The Icing on the Cake

Matchmaker, matchmaker, make me a match . . . dot com! An online dating service is not Michelle Snow’s idea of how to find love, but when the Big 3-0 hits, Michelle decides she has nothing to lose since she hasn’t brought a date home in ten years, she’s professionally burned out, and her climb up the corporate ladder has come at the expense of abandoning her sweet dream: to own a boutique cupcakery.

Todd Bracken, early thirties and a successful technology consultant, isn’t exactly a player after being off the market for ten years, and pours himself into his dual passions of martial arts and home-sweet-home renovations. Only there’s no one to come home to so he decides to give a try. Todd isn’t so sure the Internet dating scene is his thing―until a message pops up in the wee hours on a weekend night: ‘I like your smile.’ Todd likes―a lot―the whole package that glides into a French bistro in Washington, D.C.

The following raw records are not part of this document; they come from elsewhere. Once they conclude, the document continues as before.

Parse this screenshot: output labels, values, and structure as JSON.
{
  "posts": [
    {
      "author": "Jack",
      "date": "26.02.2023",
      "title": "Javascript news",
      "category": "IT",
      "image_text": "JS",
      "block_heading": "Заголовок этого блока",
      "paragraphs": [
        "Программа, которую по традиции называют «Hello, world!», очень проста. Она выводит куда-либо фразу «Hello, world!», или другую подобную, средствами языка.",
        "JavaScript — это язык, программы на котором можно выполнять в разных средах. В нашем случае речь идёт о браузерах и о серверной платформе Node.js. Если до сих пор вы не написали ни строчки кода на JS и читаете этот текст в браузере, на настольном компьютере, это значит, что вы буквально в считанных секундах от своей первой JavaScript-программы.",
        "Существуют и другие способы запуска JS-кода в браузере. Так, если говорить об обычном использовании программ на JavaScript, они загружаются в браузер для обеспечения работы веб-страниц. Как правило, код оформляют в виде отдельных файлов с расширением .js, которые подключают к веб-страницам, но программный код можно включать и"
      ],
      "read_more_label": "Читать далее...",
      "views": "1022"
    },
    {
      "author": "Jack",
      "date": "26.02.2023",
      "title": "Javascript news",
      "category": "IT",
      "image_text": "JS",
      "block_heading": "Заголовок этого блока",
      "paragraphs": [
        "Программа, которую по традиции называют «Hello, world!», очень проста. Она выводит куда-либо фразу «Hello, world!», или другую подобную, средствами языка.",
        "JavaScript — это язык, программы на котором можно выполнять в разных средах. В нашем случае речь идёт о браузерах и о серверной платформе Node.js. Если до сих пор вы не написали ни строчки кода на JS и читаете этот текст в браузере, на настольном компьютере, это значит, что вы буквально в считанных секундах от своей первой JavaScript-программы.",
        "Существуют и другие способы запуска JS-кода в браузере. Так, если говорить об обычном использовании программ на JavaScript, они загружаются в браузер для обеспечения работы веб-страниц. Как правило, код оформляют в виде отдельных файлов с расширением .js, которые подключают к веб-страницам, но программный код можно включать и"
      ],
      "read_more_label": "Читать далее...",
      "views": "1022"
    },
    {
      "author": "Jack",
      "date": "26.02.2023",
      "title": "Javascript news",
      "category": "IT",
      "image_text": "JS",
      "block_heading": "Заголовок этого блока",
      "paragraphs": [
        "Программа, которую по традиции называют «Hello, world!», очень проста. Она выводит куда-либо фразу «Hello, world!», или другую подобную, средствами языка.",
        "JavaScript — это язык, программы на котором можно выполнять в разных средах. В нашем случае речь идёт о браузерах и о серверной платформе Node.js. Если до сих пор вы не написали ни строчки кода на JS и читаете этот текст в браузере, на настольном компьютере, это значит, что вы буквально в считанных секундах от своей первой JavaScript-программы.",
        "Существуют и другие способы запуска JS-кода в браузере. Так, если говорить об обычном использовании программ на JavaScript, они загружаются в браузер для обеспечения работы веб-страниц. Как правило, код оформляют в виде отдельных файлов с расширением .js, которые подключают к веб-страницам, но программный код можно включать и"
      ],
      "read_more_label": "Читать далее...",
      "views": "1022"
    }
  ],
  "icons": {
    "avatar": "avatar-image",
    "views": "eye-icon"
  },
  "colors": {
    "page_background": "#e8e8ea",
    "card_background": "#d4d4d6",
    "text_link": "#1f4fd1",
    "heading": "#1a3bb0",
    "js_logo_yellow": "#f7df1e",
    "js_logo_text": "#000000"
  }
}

It’s serious mojo-at-first-sight but there’s a glitch: Todd and Michelle live in different cities. Will love find its way in the digital age with a ‘You’ve Got Mail’ courtship when video cam kisses just aren’t enough? And when Todd challenges Michelle to not only go for her dream but let him share it, will they be able to make it happen together despite obstacles more plentiful than a shower of rainbow sprinkles?

His state of mind was simple. He wanted to hear everything she had to say. He didn’t want to shout above the noise, or censor himself due to eavesdroppers. Or see anyone he might know and have to explain Michelle. He wanted her all to himself. That’s all there was to it. And with that, he pulled into his drive, parked her car behind his.

He turned off the engine and looked over at her. Raindrops, picked up as she’d dashed from Mike’s front door into the car Todd had brought around, clung to strands of her hair like tiny white lights, and her eyes were huge and liquid and blue. He was going to drown in her before the night was over, give up his air and pull in everything she was.

Her expression haunted him, left him aching to know what scared her. Was it him? Was it the anticipation? Was she waiting to be disappointed? Or like him, was she wondering if things had moved beyond fast to rocket-powered before either one of them was ready for blast-off?

He leaned closer. She leaned toward him. The air in the car stood still, grew heavy, as if waiting for the time that had stopped to start ticking again. Todd swore his chest was about to explode, and so he closed the final few inches between them and pressed his lips to hers.

She opened beneath him like a flower, welcoming him, offering herself up, a sacrifice of sweet nectar, and then she was pushing into him, turning in her seat to drape herself over him, and all of it with her mouth kissing his.

She tasted like the glass of chardonnay she’d sipped, like grapes and heady earth and hot sun, like he couldn’t get enough. He slanted his head farther to the right, trying to find the best way to fit. There wasn’t room to get to her the way he wanted, but he did his best to touch as much of her as he could.

His hands roamed her back, gripped her shoulders, held onto her arms and cupped her nape. Her hair was down tonight, and he threaded his fingers into the thick strands that smelled of fresh herbs and mint and cool rain, breathing deep of the scents and of her.

Her hands were just as busy learning him, and when she moaned deep in her throat, he chuckled, not expecting her to pull away at the sound, feeling the loss like a shot to the heart when she did.

“You’re laughing at me?” she asked breathlessly.

“I’m not laughing. I’m enjoying.” And too much so to put into words without fear of scaring her off. The things going on with his body were base and raw and best kept to himself until he was certain she felt the same way.

And then, because he had to, he laughed again, kissed her again, pouring all of what he was feeling into the press of his mouth to hers. She was the sweetest thing ever, the good, good woman he wanted in his life, and he had a hard time letting her go. The rain beat down on the car’s roof, a timpani rhythm creating a safe harbor in the storm.

But then the clouds broke, and the percussion around them calmed to a patter. It was now or never, he decided, leaving her, but only so he could ask, “Do you want to come in?”